Ah, the fabled dark mode. In the past, many users were delighted to find the existence of something called Royale Noir, a dark theme option that was available for Windows XP. Yet for reasons unknown, Microsoft had kept knowledge of Royale Noir a secret until some bright minds discovered its existence, and the rest is history.
These days, operating systems are becoming more and more touch-oriented, or at the very least, heavily mouse-driven. Nonetheless, while novice users will find it easier to tap and click their way around, power users know that keyboard shortcuts are still the fastest way to get things done.
Every time Windows gets a significant update, the vast majority of existing tweaking utilities become obsolete. For every option that you fine-tuned with one of these tools on Windows 7 or 8, there's a change in the registry or system settings that cause your tweaks to now point to a dead end. This was definitely the case with Windows 10, since there were so many sweeping changes that very few existing options carried over.
Google Play Music has been my go-to music service ever since its release. The free cloud storage for 50,000 songs and full access to Songza-powered radio stations make it a great music app, even without the $10/month streaming service.
One of the most played-up features of Windows 8 is that it's so much faster than previous versions. So fast, in fact, that Microsoft had to change the way that users access the BIOS because 200 milliseconds just isn't enough time to hit the right key. It may take some getting used to, but it's probably a welcome change for most people, considering that the "right" key is different depending on what type of computer you're running the OS on.

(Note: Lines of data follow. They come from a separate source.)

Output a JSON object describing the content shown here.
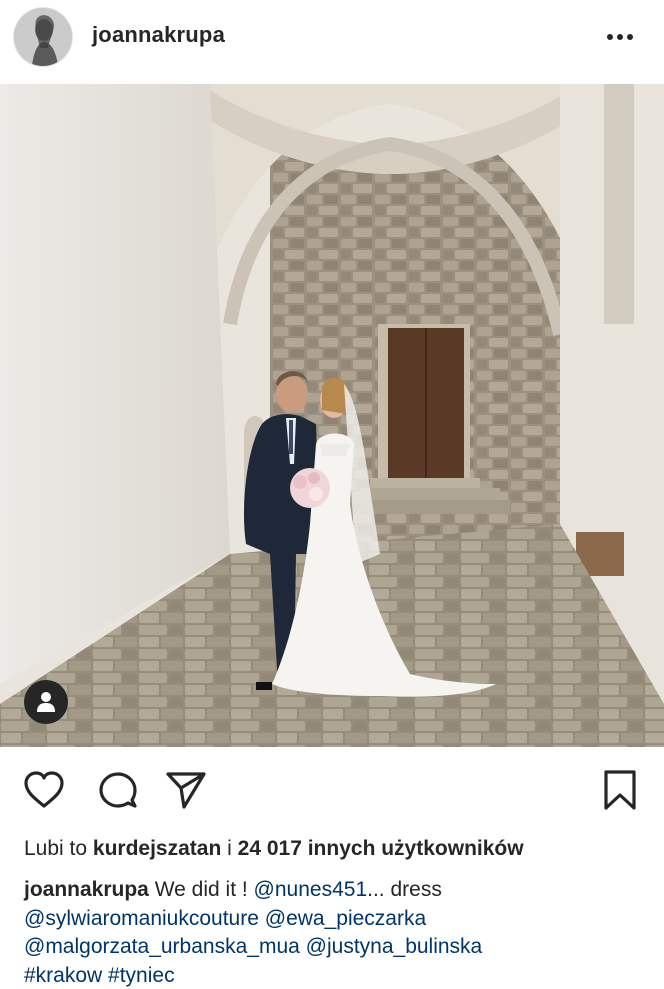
{
  "header": {
    "username": "joannakrupa",
    "more_icon": "more-horizontal-icon"
  },
  "photo": {
    "tag_icon": "person-icon"
  },
  "actions": {
    "like_icon": "heart-icon",
    "comment_icon": "comment-icon",
    "share_icon": "send-icon",
    "save_icon": "bookmark-icon"
  },
  "likes": {
    "prefix": "Lubi to",
    "user": "kurdejszatan",
    "middle": "i",
    "count_text": "24 017 innych użytkowników"
  },
  "caption": {
    "username": "joannakrupa",
    "text": "We did it !",
    "mention_1": "@nunes451",
    "ellipsis_text": "... dress",
    "mention_2": "@sylwiaromaniukcouture",
    "mention_3": "@ewa_pieczarka",
    "mention_4": "@malgorzata_urbanska_mua",
    "mention_5": "@justyna_bulinska",
    "hashtag_1": "#krakow",
    "hashtag_2": "#tyniec"
  },
  "colors": {
    "text": "#262626",
    "link": "#003569",
    "background": "#ffffff"
  }
}
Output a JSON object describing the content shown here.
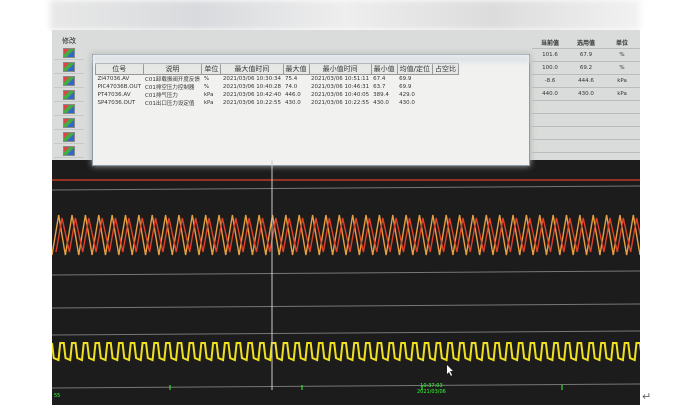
{
  "edit_header": "修改",
  "edit_rows": 8,
  "table": {
    "headers": [
      "位号",
      "说明",
      "单位",
      "最大值时间",
      "最大值",
      "最小值时间",
      "最小值",
      "均值/定位",
      "占空比"
    ],
    "rows": [
      [
        "ZI47036.AV",
        "C01卸载振阀开度反馈",
        "%",
        "2021/03/06 10:30:34",
        "75.4",
        "2021/03/06 10:51:11",
        "67.4",
        "69.9",
        ""
      ],
      [
        "PIC47036B.OUT",
        "C01排空压力控制器",
        "%",
        "2021/03/06 10:40:28",
        "74.0",
        "2021/03/06 10:46:31",
        "63.7",
        "69.9",
        ""
      ],
      [
        "PT47036.AV",
        "C01排气压力",
        "kPa",
        "2021/03/06 10:42:40",
        "446.0",
        "2021/03/06 10:40:05",
        "389.4",
        "429.0",
        ""
      ],
      [
        "SP47036.OUT",
        "C01出口压力设定值",
        "kPa",
        "2021/03/06 10:22:55",
        "430.0",
        "2021/03/06 10:22:55",
        "430.0",
        "430.0",
        ""
      ]
    ]
  },
  "right_panel": {
    "headers": [
      "当前值",
      "选用值",
      "单位"
    ],
    "rows": [
      [
        "101.6",
        "67.9",
        "%"
      ],
      [
        "100.0",
        "69.2",
        "%"
      ],
      [
        "-8.6",
        "444.6",
        "kPa"
      ],
      [
        "440.0",
        "430.0",
        "kPa"
      ]
    ]
  },
  "trend": {
    "time": "10:37:03",
    "date": "2021/03/06",
    "left_label": "55",
    "colors": {
      "red": "#e0402a",
      "orange": "#e8a040",
      "yellow": "#f0e020",
      "cursor": "#cccccc"
    }
  }
}
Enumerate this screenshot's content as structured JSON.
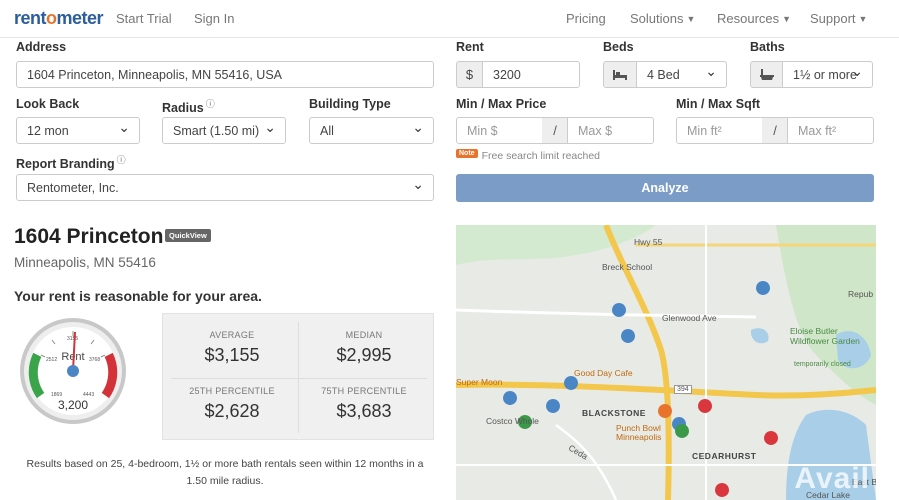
{
  "nav": {
    "logo_prefix": "rent",
    "logo_o": "o",
    "logo_suffix": "meter",
    "start_trial": "Start Trial",
    "sign_in": "Sign In",
    "pricing": "Pricing",
    "solutions": "Solutions",
    "resources": "Resources",
    "support": "Support"
  },
  "form": {
    "address_label": "Address",
    "address_value": "1604 Princeton, Minneapolis, MN 55416, USA",
    "rent_label": "Rent",
    "rent_prefix": "$",
    "rent_value": "3200",
    "beds_label": "Beds",
    "beds_value": "4 Bed",
    "baths_label": "Baths",
    "baths_value": "1½ or more",
    "lookback_label": "Look Back",
    "lookback_value": "12 mon",
    "radius_label": "Radius",
    "radius_value": "Smart (1.50 mi)",
    "building_label": "Building Type",
    "building_value": "All",
    "price_label": "Min / Max Price",
    "min_price_placeholder": "Min $",
    "max_price_placeholder": "Max $",
    "sqft_label": "Min / Max Sqft",
    "min_sqft_placeholder": "Min ft²",
    "max_sqft_placeholder": "Max ft²",
    "slash": "/",
    "branding_label": "Report Branding",
    "branding_value": "Rentometer, Inc.",
    "note_badge": "Note",
    "note_text": "Free search limit reached",
    "analyze": "Analyze"
  },
  "result": {
    "title": "1604 Princeton",
    "quickview": "QuickView",
    "subtitle": "Minneapolis, MN 55416",
    "verdict": "Your rent is reasonable for your area.",
    "gauge": {
      "label": "Rent",
      "value": "3,200",
      "tick_1": "2512",
      "tick_2": "3155",
      "tick_3": "3768",
      "tick_min": "1869",
      "tick_max": "4443"
    },
    "stats": {
      "average_label": "AVERAGE",
      "average": "$3,155",
      "median_label": "MEDIAN",
      "median": "$2,995",
      "p25_label": "25TH PERCENTILE",
      "p25": "$2,628",
      "p75_label": "75TH PERCENTILE",
      "p75": "$3,683"
    },
    "footnote": "Results based on 25, 4-bedroom, 1½ or more bath rentals seen within 12 months in a 1.50 mile radius."
  },
  "map": {
    "labels": {
      "hwy55": "Hwy 55",
      "breck": "Breck School",
      "glenwood": "Glenwood Ave",
      "eloise": "Eloise Butler Wildflower Garden",
      "eloise_sub": "temporarily closed",
      "repub": "Repub Brewin",
      "gooddays": "Good Day Cafe",
      "supermoon": "Super Moon",
      "blackstone": "BLACKSTONE",
      "costco": "Costco Whole",
      "punch": "Punch Bowl",
      "punch2": "Minneapolis",
      "cedarhurst": "CEDARHURST",
      "cedarlake": "Cedar Lake",
      "ceda": "Ceda",
      "east": "East B",
      "i394": "394"
    },
    "watermark": "Avail"
  },
  "colors": {
    "brand_blue": "#2d5d9b",
    "accent_orange": "#e8732a",
    "analyze_button": "#7a9cc6",
    "pin_blue": "#4a86c5",
    "pin_red": "#d9363e",
    "pin_green": "#3b9a4a",
    "pin_orange": "#e8732a"
  }
}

It sounded great on the surface when Microsoft announced that existing Windows 7 or 8 users would be able to upgrade to Windows 10 for free, but the execution so far has left a lot to be desired. Upgrading from an existing installation is relatively easy, but when you start with a clean install of Windows 10, you run into some problems.
For all of the flak that Windows 8 received from desktop users, it certainly had some interesting and unique features. For instance, the "Charms" bar allowed you to easily access several key menus by simply hovering your mouse pointer in the top- or bottom-right corner of the screen.
Windows 10 definitely has a sleek and modern look to it, but some of these visual changes have been made at the expense of functionality. For instance, the slider that appears when you click the volume icon in your notification tray now sports a completely minimalist look that lacks the quick link to the full volume mixer from past Windows versions.
There is nothing worse than losing valuable information or programs on your computer. And if you've ever accidentally deleted a file or document, you know how agonizing that entire process can be.
Restoring your computer to a previous point is an extremely important thing if something goes wrong. I've restored my computer at least a dozen times after downloading some suspicious software or running into an error I couldn't remedy on my own.
Microsoft did a wonderful thing in 2015: for the first time, it was offering a free upgrade to Windows 10 for all current Windows 7 and 8.1 users. And, if you were lucky, the upgrade process was relatively simple and painless. There were, however, some questions after the everything was said and done.
On the whole, Windows 10 is vastly different than its predecessors, but there's not any one big change that distinguishes it from Windows 7 or 8. On the contrary, it's a series of small tweaks and optimizations that makes this version such a departure from previous iterations.